TinkerCad is a free 3d design app. It runs within your browser and has a strong preference for Chrome. All your designs are assembled with a simple tool set and saved to the web automatically. The site allows you to download your designs as STL, VRML or 2D SVG. It also allows you to imidiately submit your designs to several 3D printing services such as Shapeways and Sculpteo.

Although the tools are somewhat limited, you are able to do a surprising amount of real work. All of the tools are quite intuitive and I was able to jump in without needing to run through the tutorial. In fact, my 12 year old daughter jumped in after I was done and was designing her own things without any input from me. I’m going to be needing a lot more filament at this rate. The ruler and measurement tools are better than any other program I tried. In less than 20 minutes I was able to assemble a small robot design.

Once I had the design, I was able to easily export the STL file and immediately print one using the printrbot. I added a small raft to the back and drilled out a hole for a button. This is now going to be my new doorbell. I also added a few LEDs to the back for lighting.

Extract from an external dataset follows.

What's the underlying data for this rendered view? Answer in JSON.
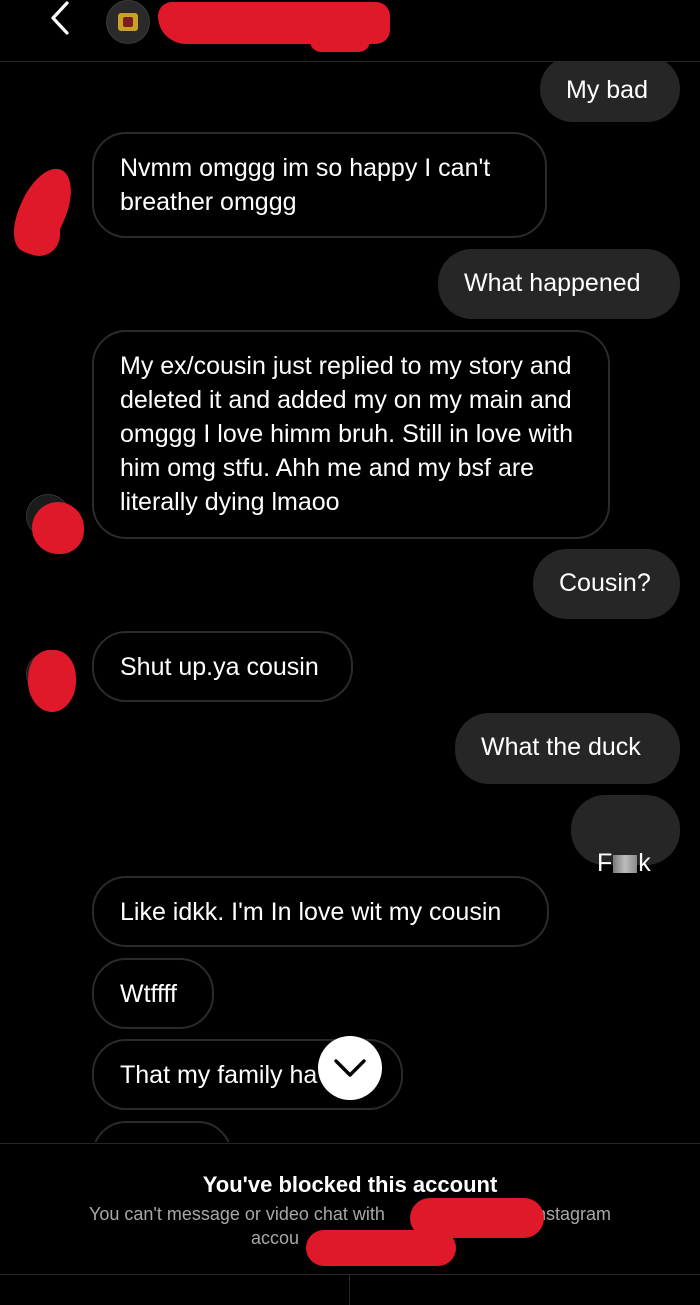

Once I was done, I was really excited by the prospect of actually being able to make virtual things. I decided to see what else I could do. One dream has been to find a way to easily create cardboard sliced designs. A fairly new app from Autodesk called 123D MAKE can do just that. It’s not open source, but it is a free 100+ MB download. I was able to take the STL file I downloaded and upload it to the 123D MAKE program. From within the tool, I was able to set material thickness, slice type, output format, stage size and dozens of other options. I was then able to export EPS files containing all the pieces laid out and numbered for assembly.

I was able to take these over to the laser cutter and cut some slices from cardboard I had laying around. I assembled them per directions and wound up with this bad boy.

If you don’t have a laser cutter, you can always just print the design and cut the pieces by hand.

I think we are seeing start of a huge shift in production of one-off items. 3D printers are getting cheaper, and more importantly, printing services are able to produce items in almost any material you can imagine. As the design tools get easier and easier to use you are going to see these services become more and more prevalent. Need a replacement part? Print it yourself. Have an idea for a game, have it printed, boxed and shipped overnight. Its the definition of a disruptive technology.

Now, go make something!


Free 3D design web app